Activity
The answer must be an exact copy of the listing below.
=== Data for this exercise ===
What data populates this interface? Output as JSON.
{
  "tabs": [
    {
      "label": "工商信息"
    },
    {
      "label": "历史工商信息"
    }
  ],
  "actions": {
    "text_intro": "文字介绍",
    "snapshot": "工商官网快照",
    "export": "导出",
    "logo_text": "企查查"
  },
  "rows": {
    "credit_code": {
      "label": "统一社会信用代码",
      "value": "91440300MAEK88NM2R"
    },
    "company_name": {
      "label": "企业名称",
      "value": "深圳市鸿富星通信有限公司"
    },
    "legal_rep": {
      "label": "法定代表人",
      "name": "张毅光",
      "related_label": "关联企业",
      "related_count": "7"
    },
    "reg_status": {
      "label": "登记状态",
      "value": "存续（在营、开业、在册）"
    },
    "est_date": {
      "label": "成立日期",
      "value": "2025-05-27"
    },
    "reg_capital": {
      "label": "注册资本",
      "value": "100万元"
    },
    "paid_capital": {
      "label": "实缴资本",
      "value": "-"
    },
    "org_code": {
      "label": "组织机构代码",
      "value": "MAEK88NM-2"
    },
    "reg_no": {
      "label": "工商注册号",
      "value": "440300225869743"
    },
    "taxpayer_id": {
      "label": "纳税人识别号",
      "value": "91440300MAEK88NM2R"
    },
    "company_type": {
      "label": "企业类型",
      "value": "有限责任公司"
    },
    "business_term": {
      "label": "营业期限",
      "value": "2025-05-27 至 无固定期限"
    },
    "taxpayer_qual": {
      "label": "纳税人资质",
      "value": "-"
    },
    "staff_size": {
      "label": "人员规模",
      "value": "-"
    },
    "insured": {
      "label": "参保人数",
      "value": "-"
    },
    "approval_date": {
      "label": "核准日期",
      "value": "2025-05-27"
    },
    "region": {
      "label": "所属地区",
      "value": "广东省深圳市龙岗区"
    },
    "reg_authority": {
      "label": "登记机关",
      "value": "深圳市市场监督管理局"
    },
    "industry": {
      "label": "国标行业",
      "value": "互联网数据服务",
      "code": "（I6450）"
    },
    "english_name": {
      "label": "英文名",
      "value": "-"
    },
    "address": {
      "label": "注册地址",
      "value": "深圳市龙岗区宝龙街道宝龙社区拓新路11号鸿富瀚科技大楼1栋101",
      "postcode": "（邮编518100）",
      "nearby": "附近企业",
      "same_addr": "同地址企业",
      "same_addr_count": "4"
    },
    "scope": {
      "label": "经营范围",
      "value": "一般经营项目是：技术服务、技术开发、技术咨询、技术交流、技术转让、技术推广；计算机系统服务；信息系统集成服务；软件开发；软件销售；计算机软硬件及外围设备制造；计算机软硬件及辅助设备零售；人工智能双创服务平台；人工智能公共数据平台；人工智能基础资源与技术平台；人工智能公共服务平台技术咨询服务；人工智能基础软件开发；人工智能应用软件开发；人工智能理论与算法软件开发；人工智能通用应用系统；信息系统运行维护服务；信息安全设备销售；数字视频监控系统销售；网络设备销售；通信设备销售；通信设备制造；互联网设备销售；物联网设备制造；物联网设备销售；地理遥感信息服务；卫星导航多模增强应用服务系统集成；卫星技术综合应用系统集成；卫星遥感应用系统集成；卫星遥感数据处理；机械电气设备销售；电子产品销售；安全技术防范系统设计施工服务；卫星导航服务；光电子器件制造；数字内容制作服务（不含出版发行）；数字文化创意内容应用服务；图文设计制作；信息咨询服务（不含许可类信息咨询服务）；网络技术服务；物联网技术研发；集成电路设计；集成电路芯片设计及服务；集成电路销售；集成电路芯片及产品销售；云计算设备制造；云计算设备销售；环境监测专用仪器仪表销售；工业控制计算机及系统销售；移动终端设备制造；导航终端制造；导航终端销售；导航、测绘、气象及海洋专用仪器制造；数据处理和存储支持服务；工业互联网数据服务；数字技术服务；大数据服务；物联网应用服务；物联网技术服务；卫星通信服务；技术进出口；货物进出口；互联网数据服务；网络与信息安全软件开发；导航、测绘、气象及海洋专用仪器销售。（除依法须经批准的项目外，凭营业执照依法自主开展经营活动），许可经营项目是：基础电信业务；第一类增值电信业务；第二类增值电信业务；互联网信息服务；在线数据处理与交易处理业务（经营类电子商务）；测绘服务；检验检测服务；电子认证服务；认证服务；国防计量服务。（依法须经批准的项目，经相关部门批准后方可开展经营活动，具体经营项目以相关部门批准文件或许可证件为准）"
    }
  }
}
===
Answer to this exercise
What data populates this interface? Output as JSON.
{
  "tabs": [
    {
      "label": "工商信息"
    },
    {
      "label": "历史工商信息"
    }
  ],
  "actions": {
    "text_intro": "文字介绍",
    "snapshot": "工商官网快照",
    "export": "导出",
    "logo_text": "企查查"
  },
  "rows": {
    "credit_code": {
      "label": "统一社会信用代码",
      "value": "91440300MAEK88NM2R"
    },
    "company_name": {
      "label": "企业名称",
      "value": "深圳市鸿富星通信有限公司"
    },
    "legal_rep": {
      "label": "法定代表人",
      "name": "张毅光",
      "related_label": "关联企业",
      "related_count": "7"
    },
    "reg_status": {
      "label": "登记状态",
      "value": "存续（在营、开业、在册）"
    },
    "est_date": {
      "label": "成立日期",
      "value": "2025-05-27"
    },
    "reg_capital": {
      "label": "注册资本",
      "value": "100万元"
    },
    "paid_capital": {
      "label": "实缴资本",
      "value": "-"
    },
    "org_code": {
      "label": "组织机构代码",
      "value": "MAEK88NM-2"
    },
    "reg_no": {
      "label": "工商注册号",
      "value": "440300225869743"
    },
    "taxpayer_id": {
      "label": "纳税人识别号",
      "value": "91440300MAEK88NM2R"
    },
    "company_type": {
      "label": "企业类型",
      "value": "有限责任公司"
    },
    "business_term": {
      "label": "营业期限",
      "value": "2025-05-27 至 无固定期限"
    },
    "taxpayer_qual": {
      "label": "纳税人资质",
      "value": "-"
    },
    "staff_size": {
      "label": "人员规模",
      "value": "-"
    },
    "insured": {
      "label": "参保人数",
      "value": "-"
    },
    "approval_date": {
      "label": "核准日期",
      "value": "2025-05-27"
    },
    "region": {
      "label": "所属地区",
      "value": "广东省深圳市龙岗区"
    },
    "reg_authority": {
      "label": "登记机关",
      "value": "深圳市市场监督管理局"
    },
    "industry": {
      "label": "国标行业",
      "value": "互联网数据服务",
      "code": "（I6450）"
    },
    "english_name": {
      "label": "英文名",
      "value": "-"
    },
    "address": {
      "label": "注册地址",
      "value": "深圳市龙岗区宝龙街道宝龙社区拓新路11号鸿富瀚科技大楼1栋101",
      "postcode": "（邮编518100）",
      "nearby": "附近企业",
      "same_addr": "同地址企业",
      "same_addr_count": "4"
    },
    "scope": {
      "label": "经营范围",
      "value": "一般经营项目是：技术服务、技术开发、技术咨询、技术交流、技术转让、技术推广；计算机系统服务；信息系统集成服务；软件开发；软件销售；计算机软硬件及外围设备制造；计算机软硬件及辅助设备零售；人工智能双创服务平台；人工智能公共数据平台；人工智能基础资源与技术平台；人工智能公共服务平台技术咨询服务；人工智能基础软件开发；人工智能应用软件开发；人工智能理论与算法软件开发；人工智能通用应用系统；信息系统运行维护服务；信息安全设备销售；数字视频监控系统销售；网络设备销售；通信设备销售；通信设备制造；互联网设备销售；物联网设备制造；物联网设备销售；地理遥感信息服务；卫星导航多模增强应用服务系统集成；卫星技术综合应用系统集成；卫星遥感应用系统集成；卫星遥感数据处理；机械电气设备销售；电子产品销售；安全技术防范系统设计施工服务；卫星导航服务；光电子器件制造；数字内容制作服务（不含出版发行）；数字文化创意内容应用服务；图文设计制作；信息咨询服务（不含许可类信息咨询服务）；网络技术服务；物联网技术研发；集成电路设计；集成电路芯片设计及服务；集成电路销售；集成电路芯片及产品销售；云计算设备制造；云计算设备销售；环境监测专用仪器仪表销售；工业控制计算机及系统销售；移动终端设备制造；导航终端制造；导航终端销售；导航、测绘、气象及海洋专用仪器制造；数据处理和存储支持服务；工业互联网数据服务；数字技术服务；大数据服务；物联网应用服务；物联网技术服务；卫星通信服务；技术进出口；货物进出口；互联网数据服务；网络与信息安全软件开发；导航、测绘、气象及海洋专用仪器销售。（除依法须经批准的项目外，凭营业执照依法自主开展经营活动），许可经营项目是：基础电信业务；第一类增值电信业务；第二类增值电信业务；互联网信息服务；在线数据处理与交易处理业务（经营类电子商务）；测绘服务；检验检测服务；电子认证服务；认证服务；国防计量服务。（依法须经批准的项目，经相关部门批准后方可开展经营活动，具体经营项目以相关部门批准文件或许可证件为准）"
    }
  }
}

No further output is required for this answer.